K. said...

Finally: Someone takes a stand against lodge rooms with forced attendance. About time, too!

Naomi said...

and no ladies' auxiliary? sounds like a group ahead of its time, i.e., one that did not take itself too seriously.

bill/prairie point said...

judging from the picture the tenet about " no uniforms or flashy regalia" didn't take hold.

Pete said...

I love the photo of the band, although I was never one for fraternal organizations.

Nearly 100 years ago, my grandfather played baritone horn in the town band of Stow, Maine. The Stow band wore uniforms cut along the lines of Sgt. Pepper, although made from a more serviceable black velvet decorated with silver embroidery in a lyre motif (I wish I was making this up).

The jacket of the uniform passed to me after the old man died in 1967. It fit me pretty well until I was about 30. I remember wearing the jacket in the early '70s with white button-fly bellbottom jeans and Earth shoes.

There are no surviving photographs of this getup, thank you, Jesus.

Cowtown Pattie said...

K: And just how does one "force" attendance? Threaten to shorten a beanie blade?

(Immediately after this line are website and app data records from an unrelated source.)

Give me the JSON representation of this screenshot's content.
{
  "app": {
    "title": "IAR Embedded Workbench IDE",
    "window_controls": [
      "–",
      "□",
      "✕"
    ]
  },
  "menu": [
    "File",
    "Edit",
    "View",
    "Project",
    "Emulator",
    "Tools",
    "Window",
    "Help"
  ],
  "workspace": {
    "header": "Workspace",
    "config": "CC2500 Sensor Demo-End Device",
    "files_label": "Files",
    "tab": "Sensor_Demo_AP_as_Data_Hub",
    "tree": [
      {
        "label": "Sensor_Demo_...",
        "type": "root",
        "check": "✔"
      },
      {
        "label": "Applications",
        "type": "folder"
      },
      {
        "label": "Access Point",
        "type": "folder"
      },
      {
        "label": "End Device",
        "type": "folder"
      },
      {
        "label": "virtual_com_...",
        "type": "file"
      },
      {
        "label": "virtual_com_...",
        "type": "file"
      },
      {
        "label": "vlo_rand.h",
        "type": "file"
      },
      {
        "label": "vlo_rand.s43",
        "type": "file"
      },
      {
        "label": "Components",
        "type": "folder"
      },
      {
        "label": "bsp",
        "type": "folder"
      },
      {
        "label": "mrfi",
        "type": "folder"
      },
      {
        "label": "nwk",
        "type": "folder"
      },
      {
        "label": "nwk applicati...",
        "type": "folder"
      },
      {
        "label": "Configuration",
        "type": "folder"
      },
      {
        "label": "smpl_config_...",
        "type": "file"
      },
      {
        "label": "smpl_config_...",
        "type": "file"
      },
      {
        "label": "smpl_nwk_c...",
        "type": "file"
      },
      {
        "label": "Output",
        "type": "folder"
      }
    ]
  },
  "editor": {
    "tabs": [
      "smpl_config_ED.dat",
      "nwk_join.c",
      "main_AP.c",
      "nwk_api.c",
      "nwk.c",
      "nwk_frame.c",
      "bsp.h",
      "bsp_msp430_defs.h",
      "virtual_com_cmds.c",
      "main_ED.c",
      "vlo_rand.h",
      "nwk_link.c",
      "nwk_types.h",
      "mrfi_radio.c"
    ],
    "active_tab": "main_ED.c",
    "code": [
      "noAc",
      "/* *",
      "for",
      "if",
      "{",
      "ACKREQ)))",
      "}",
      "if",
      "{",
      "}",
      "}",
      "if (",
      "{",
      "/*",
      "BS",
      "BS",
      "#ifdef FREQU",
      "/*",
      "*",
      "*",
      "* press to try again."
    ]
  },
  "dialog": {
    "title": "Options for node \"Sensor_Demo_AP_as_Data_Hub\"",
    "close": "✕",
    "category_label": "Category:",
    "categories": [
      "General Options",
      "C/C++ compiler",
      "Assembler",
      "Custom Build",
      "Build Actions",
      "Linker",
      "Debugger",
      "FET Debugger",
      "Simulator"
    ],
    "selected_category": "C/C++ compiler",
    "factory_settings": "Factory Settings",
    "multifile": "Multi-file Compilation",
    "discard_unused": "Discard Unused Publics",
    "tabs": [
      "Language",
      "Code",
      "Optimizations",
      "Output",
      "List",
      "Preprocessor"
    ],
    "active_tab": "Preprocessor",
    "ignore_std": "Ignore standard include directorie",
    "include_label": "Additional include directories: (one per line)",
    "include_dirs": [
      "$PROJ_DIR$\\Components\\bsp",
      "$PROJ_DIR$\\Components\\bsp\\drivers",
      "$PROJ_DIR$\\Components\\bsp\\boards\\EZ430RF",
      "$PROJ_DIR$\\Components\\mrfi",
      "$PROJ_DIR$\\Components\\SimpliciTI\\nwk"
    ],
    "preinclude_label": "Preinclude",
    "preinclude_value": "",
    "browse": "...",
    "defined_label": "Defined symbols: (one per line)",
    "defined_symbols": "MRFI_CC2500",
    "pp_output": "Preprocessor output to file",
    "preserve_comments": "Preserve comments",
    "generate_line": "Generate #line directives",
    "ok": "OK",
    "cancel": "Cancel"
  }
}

Naomi: Ladies and girls auxillaries. Yech. I'll take the Groucho stand on that one (you remember, something to the effect, I wouldn't want to join a club who'd have me as a member?)

Bill: The rules I listed were for the Concanated Order, not for the actual Lufkin Band. But, hey, I think those snazzy uniforms are the cat's meow!

Pete: Awww, now that photo would be perfect for a blogsite template!

Kay Dennison said...

I love this -- sounds like an organization I'd have a big ole time with!